Empty brood nest space was provided above the lowermost colony. A queen excluder was used above the bottom colony. This was a necessity. At this point, the beekeeper had a strong queen in the lower unit with an empty box of drawn comb (preferred to foundation) atop of the lower unit. The extra space allowed for continued brood production.

Above the lower queen excluder was the recently introduced queen with a second brood nest with a similar configuration of brood and empty brood nest space. Then yet another queen excluder was put above the second top colony between the top brood nest and the supers. The dual queen excluders confine the queens to their respective spaces and became an aid to keeping up with the two queens when the colony was opened to remove full supers and for inspection.

Most of the surplus honey storage occurred above the second colony in the top of the tall colony. Again, it is important to write that the supers were inspected and additional space was added when supers were only 50% full. The intent was to discourage the bees from storing honey in either brood nest area.

Swarming and supersedure were not thought to be any more relevant than swarming and supersedure in single-queen colonies. If swarming was becoming an issue in a two-queen unit, the recommendation to use the “shook swarm” technique to attempt to get things back into order. That sounds like a management headache.

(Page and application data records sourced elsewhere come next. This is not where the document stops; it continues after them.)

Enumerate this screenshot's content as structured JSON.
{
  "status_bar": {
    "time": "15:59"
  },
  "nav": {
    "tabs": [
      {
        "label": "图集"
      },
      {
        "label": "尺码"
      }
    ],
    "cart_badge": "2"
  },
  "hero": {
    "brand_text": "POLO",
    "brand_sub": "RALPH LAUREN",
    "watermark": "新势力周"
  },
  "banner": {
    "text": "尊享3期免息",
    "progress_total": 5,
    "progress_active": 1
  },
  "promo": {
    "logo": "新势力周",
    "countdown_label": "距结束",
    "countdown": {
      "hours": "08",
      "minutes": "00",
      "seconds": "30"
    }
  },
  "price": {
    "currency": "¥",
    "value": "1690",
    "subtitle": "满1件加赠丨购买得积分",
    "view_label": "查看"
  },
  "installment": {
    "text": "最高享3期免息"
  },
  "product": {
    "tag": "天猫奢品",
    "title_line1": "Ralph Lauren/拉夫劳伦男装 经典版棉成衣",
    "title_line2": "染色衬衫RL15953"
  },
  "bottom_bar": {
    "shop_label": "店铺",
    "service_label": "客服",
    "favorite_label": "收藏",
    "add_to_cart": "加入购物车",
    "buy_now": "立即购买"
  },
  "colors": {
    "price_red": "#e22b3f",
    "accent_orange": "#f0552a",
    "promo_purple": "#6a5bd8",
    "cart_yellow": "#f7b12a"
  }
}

Not a technique for colony increase
As I began to write this piece for you, I envisioned the two-queen system having the possibility of ending the season with two colonies. While I feel that could still be accomplished, Dr. Farrar discouraged using this two-queen system as a technique for making colony increase.

Indeed, as the season ended, he suggested just removing the excluders and allowing the bees to select the better queen. Presently, the current cost of queens would be a hinderance to that recommendation. Having a $40 queen only produce for a single season feels extravagant. However, outside of the two-queen system, this general setup could be used to assist a “weaker” colony in becoming stronger but is a totally different discussion.

Figure 7. Former two-queen system
prepped for Winter.

The reason for this recommendation of not using the double-queen system for colony number increase was presented in his summary included in his paper. “The larger pollen reserves accumulated after the colonies have been reduced to a single queen status make it possible to overwinter stronger colonies for the next season.”

Times have changed. I extensively discussed that. Does the development of modern pollen supplements obviate some of the old two-queen management recommendations?

This is not for the faint-hearted
After my experience all those years ago and after reviewing my sources for this article, I can clearly write that this is not a management scheme for all beekeepers. Only those beekeepers with the time and the penchant for intensive colony management should take it on. The payoff is great, but so is the labor and monetary input.

Then why bring it up?
Like so many other things and recommendations within beekeeping, managing bees for a double queen scheme is an idea dating back to the 1930s. Does it still work? It certainly worked at one time, but I can’t speak for the present.

In the 1950s, herbicides were nonexistent. Queens were available and were not as costly. Honey was the Queen of Beekeeping. But we now have ready access to pollen substitutes and other improvements. So, I bring this subject up for those rarefied few of us who want to push the beekeeping envelope. That will not be me doing the pushing. If you try this technique, I would like to know how it works out.

For more information and instruction, in addition to the reference already provided, I refer you to the sources that I have provided below.

Current information on the two-queen system is included in:
The Hive and the Honey Bee. 2015. Pp 505-507.
ABC & XYZ of Beekeeping. 2020. Pp 679-680

As always, thank you.
If you are still reading, you are one tough beekeeper. A sincere thank you for your beekeeping dedication. I have not been able to do any more than introduce you to this old, advanced concept. I know you will have questions. I certainly do.

Dr. James E. Tew
Emeritus Faculty, Entomology
The Ohio State University

Co-Host, Honey Bee
Obscura Podcast